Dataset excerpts
*** Begin section ***
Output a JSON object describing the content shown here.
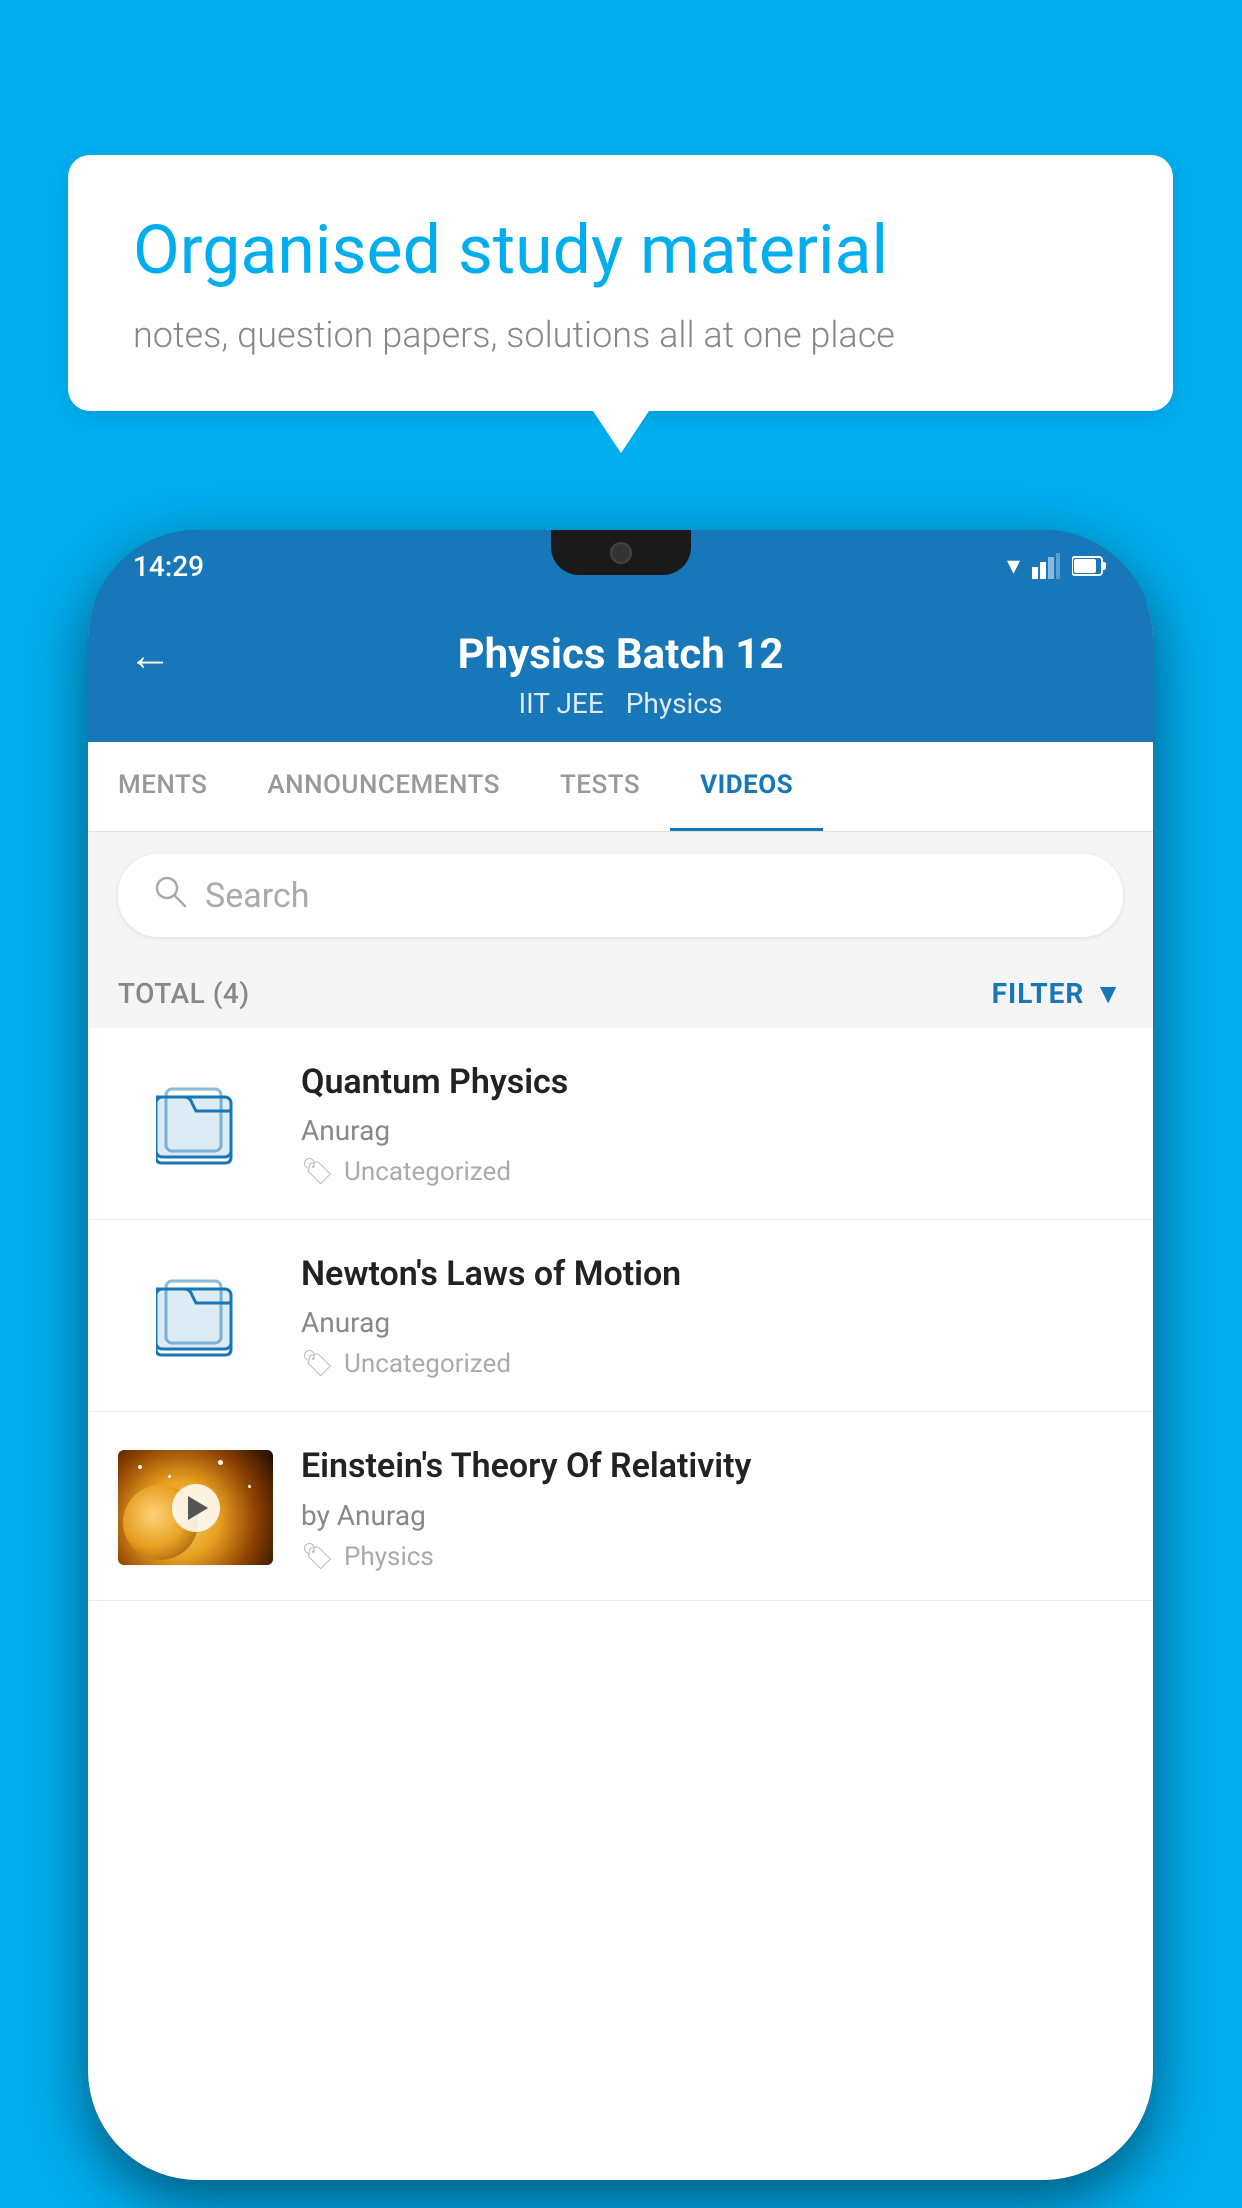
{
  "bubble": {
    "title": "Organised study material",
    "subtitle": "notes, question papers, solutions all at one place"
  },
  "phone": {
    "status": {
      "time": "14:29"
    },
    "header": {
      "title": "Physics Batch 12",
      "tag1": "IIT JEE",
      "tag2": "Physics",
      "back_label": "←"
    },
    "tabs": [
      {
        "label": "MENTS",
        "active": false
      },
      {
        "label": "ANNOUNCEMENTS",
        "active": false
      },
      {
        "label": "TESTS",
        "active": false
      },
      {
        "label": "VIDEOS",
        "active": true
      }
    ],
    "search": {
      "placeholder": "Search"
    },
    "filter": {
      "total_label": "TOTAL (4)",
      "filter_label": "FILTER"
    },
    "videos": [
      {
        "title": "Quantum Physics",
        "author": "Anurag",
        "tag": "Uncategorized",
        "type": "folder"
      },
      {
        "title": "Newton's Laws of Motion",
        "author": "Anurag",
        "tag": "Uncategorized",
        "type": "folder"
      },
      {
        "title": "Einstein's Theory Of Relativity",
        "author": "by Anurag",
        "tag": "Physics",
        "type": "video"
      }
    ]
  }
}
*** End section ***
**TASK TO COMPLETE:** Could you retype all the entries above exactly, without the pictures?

**TASK OUTPUT:**
Output a JSON object describing the content shown here.
{
  "bubble": {
    "title": "Organised study material",
    "subtitle": "notes, question papers, solutions all at one place"
  },
  "phone": {
    "status": {
      "time": "14:29"
    },
    "header": {
      "title": "Physics Batch 12",
      "tag1": "IIT JEE",
      "tag2": "Physics",
      "back_label": "←"
    },
    "tabs": [
      {
        "label": "MENTS",
        "active": false
      },
      {
        "label": "ANNOUNCEMENTS",
        "active": false
      },
      {
        "label": "TESTS",
        "active": false
      },
      {
        "label": "VIDEOS",
        "active": true
      }
    ],
    "search": {
      "placeholder": "Search"
    },
    "filter": {
      "total_label": "TOTAL (4)",
      "filter_label": "FILTER"
    },
    "videos": [
      {
        "title": "Quantum Physics",
        "author": "Anurag",
        "tag": "Uncategorized",
        "type": "folder"
      },
      {
        "title": "Newton's Laws of Motion",
        "author": "Anurag",
        "tag": "Uncategorized",
        "type": "folder"
      },
      {
        "title": "Einstein's Theory Of Relativity",
        "author": "by Anurag",
        "tag": "Physics",
        "type": "video"
      }
    ]
  }
}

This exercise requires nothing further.